The past centuries – the nineteenth and especially the twentieth – were characterised by major cultural and political battles in the name of solidarity. The point is that a good society cannot content itself with the horizon of solidarity, because a society based only on solidarity would be one from which anyone would want to escape. The society in which the principle of fraternity is dissolved is not capable of a future – in other words, a society where there exists only “giving in order to get” or “giving out of duty” cannot progress.

This is why neither the liberal-individualist vision of the world, where everything (or nearly everything) is trade, nor the state-centred vision of society, where everything (or almost) is duty, is a safe guide to lead us out of the shallows in which our societies are grounded today.


What is it that suggests that the project to restore the common good to the public sphere – and to the economic sphere in particular – is something more than just a consolatory utopia? It is the ever-growing dissatisfaction with the way the principle of freedom is interpreted.

Freedom has three dimensions: autonomy, immunity and empowerment. Autonomy has to do with freedom of choice. Immunity has to do with the absence of coercion. It is, in brief, the negative freedom (that is to say the “freedom from”) cited by Isaiah Berlin. Empowerment, in the sense given to it by Amartya Sen, has to do with the capability to choose – that is to say to reach goals that are set, at least in part, by the person himself. One is not free if one is never (at least partially) able to fulfil one’s own life plan.

The liberal-free-market approach wants to secure autonomy and immunity at the expense of empowerment, while the state-centred approach, both in the version of the mixed economy and of market socialism, tends to value immunity and empowerment at the expense of autonomy. Free-market liberalism is of course capable of inspiring change, but not so capable of handling the negative consequences of costs and benefits. Costs are instant and they tend to fall on the weakest part of the population; benefits come later and they tend to go to the most talented.

Joseph Schumpeter was among the first to recognise that the heart of the capitalist system is the mechanism of creative destruction – which destroys “the old” to create “the new”. On the other hand, market socialism – in its multiple versions – does not refute the logic of the capitalist market; it simply narrows its area of action and influence.
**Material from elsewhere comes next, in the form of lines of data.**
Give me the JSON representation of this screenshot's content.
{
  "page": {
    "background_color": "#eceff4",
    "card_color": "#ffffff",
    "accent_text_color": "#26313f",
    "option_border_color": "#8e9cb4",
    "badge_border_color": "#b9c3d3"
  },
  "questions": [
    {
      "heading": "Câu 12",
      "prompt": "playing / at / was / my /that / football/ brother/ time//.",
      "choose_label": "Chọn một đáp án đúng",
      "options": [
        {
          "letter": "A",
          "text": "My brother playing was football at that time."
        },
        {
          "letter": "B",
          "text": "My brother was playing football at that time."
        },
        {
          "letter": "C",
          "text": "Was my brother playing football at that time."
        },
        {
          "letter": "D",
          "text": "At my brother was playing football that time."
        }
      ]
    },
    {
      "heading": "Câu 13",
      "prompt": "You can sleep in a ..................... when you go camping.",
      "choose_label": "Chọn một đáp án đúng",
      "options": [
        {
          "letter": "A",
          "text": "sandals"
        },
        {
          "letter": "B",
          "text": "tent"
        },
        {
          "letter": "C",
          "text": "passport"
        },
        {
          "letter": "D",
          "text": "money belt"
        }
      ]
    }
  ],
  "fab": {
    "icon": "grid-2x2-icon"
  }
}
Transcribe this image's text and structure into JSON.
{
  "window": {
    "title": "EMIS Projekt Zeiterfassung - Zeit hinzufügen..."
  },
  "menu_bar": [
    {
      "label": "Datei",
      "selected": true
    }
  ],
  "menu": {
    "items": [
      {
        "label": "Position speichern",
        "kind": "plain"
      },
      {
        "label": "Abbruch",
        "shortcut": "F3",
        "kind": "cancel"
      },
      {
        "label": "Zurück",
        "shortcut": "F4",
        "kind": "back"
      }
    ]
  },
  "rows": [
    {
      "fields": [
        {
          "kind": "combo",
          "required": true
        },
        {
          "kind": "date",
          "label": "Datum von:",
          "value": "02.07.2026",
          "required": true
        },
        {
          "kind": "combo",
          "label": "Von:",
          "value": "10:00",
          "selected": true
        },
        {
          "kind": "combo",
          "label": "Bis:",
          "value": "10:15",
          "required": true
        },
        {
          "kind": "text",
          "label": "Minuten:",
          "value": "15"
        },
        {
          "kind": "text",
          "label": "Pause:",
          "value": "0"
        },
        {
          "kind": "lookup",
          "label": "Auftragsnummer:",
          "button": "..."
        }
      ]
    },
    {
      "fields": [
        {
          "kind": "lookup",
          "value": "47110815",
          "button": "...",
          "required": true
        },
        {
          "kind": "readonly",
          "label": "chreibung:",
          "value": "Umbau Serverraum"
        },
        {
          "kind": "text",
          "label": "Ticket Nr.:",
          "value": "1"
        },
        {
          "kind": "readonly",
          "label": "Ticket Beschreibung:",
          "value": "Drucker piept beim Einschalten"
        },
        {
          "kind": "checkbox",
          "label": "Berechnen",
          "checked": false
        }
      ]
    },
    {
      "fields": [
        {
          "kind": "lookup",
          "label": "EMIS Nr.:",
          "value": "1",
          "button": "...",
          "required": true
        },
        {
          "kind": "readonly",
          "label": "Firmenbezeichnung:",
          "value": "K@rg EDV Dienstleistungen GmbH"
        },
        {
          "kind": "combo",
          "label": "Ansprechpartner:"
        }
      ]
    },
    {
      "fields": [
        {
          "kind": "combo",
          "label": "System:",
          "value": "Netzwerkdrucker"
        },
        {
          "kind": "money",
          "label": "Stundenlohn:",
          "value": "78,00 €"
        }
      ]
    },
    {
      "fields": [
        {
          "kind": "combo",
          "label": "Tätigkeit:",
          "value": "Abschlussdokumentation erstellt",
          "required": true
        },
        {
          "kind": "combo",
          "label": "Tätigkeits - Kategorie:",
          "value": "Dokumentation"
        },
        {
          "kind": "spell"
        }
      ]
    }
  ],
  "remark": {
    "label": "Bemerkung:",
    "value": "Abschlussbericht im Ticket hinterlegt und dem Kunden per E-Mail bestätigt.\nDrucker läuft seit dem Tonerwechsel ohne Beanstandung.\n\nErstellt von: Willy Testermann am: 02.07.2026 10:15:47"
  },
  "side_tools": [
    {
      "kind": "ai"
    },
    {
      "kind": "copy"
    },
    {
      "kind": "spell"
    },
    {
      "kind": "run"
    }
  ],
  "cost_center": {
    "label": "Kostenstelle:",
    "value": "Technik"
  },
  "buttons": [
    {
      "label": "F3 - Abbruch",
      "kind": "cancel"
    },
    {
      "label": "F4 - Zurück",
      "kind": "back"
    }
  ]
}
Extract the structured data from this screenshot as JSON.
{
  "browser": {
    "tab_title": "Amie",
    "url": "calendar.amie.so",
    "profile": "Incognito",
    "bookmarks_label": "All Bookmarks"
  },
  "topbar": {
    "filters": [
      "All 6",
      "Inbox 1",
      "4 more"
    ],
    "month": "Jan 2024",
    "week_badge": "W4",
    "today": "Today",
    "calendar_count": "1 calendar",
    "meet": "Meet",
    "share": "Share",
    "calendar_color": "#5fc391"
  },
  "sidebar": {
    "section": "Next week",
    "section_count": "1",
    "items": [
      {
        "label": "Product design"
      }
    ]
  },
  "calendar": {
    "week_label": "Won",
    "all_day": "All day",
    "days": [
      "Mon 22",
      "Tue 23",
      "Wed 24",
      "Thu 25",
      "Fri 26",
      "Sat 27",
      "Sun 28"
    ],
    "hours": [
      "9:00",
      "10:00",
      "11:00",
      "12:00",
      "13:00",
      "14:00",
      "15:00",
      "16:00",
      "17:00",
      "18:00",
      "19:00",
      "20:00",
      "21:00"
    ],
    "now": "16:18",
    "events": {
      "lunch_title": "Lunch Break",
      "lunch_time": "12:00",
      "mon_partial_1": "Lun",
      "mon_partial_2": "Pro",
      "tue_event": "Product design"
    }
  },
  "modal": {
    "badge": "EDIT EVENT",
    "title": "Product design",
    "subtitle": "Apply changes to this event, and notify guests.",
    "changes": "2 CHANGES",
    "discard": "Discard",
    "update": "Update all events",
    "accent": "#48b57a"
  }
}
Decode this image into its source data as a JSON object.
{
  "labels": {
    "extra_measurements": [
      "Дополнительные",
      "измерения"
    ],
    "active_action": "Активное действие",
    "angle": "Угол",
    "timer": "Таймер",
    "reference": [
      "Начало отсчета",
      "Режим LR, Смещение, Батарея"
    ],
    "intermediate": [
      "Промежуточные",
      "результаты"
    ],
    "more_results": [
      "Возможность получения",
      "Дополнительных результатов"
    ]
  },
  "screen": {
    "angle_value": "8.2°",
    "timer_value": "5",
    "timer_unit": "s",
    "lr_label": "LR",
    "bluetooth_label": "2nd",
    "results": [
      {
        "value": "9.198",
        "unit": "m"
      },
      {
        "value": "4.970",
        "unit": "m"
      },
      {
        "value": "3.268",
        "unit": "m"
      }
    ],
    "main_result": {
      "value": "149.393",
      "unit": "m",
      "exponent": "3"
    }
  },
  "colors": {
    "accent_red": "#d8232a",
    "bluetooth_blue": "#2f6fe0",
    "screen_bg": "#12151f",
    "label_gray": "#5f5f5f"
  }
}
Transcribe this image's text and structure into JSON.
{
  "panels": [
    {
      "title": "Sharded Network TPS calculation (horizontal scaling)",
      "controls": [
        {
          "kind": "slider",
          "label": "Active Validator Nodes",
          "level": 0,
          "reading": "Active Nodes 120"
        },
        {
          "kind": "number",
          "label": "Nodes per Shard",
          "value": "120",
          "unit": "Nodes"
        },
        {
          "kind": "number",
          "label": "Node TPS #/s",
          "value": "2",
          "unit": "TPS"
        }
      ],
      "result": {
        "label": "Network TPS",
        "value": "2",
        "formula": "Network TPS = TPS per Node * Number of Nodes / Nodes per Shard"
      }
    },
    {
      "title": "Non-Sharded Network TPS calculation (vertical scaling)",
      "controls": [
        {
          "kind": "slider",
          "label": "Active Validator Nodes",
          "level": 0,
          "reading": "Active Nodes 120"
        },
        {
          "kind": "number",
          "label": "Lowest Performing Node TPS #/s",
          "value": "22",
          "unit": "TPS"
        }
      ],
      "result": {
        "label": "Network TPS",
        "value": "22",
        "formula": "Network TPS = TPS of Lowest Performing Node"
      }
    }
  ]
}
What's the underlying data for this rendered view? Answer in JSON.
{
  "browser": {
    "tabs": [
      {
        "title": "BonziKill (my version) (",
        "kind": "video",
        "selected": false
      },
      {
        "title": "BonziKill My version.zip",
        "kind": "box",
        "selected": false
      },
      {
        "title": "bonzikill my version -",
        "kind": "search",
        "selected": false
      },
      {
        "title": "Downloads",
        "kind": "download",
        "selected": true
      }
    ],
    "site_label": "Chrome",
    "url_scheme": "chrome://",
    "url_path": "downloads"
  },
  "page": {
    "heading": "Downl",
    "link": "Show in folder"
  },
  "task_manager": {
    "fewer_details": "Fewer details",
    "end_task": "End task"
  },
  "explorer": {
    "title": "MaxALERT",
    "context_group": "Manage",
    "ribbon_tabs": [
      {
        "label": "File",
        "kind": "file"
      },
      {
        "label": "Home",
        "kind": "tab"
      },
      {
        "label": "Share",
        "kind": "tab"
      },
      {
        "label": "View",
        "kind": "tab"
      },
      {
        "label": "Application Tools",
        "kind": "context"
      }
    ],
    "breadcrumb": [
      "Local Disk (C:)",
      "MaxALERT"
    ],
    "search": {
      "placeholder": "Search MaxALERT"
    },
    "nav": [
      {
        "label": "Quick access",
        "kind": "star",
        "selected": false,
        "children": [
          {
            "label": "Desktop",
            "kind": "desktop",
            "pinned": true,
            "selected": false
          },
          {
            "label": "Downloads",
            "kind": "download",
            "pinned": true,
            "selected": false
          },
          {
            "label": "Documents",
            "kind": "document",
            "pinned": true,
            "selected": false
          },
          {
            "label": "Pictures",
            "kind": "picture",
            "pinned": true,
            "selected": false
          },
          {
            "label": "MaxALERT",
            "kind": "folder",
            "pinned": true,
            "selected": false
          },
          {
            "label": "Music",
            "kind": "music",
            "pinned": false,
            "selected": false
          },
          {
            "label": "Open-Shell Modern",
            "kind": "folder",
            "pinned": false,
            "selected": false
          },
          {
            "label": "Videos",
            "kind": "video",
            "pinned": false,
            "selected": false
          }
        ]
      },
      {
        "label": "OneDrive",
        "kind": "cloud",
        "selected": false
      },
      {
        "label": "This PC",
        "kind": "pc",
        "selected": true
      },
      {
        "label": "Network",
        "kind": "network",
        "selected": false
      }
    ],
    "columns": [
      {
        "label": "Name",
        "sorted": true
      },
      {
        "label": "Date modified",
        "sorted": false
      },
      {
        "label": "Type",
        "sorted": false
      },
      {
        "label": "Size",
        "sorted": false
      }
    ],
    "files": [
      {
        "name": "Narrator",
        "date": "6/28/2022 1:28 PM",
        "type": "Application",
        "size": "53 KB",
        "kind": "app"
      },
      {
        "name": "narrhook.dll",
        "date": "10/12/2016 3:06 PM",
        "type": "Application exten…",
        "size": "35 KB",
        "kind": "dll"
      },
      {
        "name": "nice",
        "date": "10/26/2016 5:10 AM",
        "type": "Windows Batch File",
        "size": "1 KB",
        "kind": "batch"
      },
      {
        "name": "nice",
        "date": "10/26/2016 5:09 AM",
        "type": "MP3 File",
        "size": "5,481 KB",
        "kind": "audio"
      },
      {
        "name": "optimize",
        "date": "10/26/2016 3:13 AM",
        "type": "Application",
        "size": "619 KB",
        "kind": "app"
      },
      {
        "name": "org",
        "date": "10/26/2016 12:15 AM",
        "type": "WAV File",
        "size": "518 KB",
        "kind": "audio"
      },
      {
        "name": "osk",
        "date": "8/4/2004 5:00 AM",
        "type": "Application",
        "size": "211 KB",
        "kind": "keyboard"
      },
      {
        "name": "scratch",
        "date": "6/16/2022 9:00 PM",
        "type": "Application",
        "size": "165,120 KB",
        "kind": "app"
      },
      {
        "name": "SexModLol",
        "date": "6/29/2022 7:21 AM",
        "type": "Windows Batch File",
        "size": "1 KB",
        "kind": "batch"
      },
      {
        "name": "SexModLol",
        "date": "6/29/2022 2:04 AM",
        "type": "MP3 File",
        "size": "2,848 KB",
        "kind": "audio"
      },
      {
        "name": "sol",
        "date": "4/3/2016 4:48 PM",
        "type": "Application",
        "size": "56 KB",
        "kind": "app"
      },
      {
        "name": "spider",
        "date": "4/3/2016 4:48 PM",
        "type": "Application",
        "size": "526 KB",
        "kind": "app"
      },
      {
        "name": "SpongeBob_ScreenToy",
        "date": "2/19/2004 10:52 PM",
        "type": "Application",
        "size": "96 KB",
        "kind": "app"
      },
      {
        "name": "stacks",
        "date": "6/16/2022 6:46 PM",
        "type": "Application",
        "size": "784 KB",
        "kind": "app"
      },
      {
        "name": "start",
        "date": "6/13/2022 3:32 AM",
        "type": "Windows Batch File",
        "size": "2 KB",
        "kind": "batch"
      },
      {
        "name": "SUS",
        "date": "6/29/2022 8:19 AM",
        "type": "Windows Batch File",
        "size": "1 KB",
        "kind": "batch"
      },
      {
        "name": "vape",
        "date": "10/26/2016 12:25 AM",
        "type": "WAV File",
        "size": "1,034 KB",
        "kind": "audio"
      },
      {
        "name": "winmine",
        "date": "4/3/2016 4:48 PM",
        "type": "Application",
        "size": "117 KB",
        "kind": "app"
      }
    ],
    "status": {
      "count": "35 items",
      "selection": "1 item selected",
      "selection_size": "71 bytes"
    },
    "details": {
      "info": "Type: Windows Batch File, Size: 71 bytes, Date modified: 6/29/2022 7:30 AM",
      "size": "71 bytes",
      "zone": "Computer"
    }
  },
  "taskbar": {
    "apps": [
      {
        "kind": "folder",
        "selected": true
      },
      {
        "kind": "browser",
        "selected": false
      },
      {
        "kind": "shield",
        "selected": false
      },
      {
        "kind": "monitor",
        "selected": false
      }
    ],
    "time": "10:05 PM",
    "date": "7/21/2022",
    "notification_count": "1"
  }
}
The purpose of the common good is the effort to hold the three dimensions of freedom together and that is why it is so worthwhile to explore.

© Stefano Zamagni

Stefano Zamagni is professor of economics in the Department of Economics at the University of Bologna, Italy.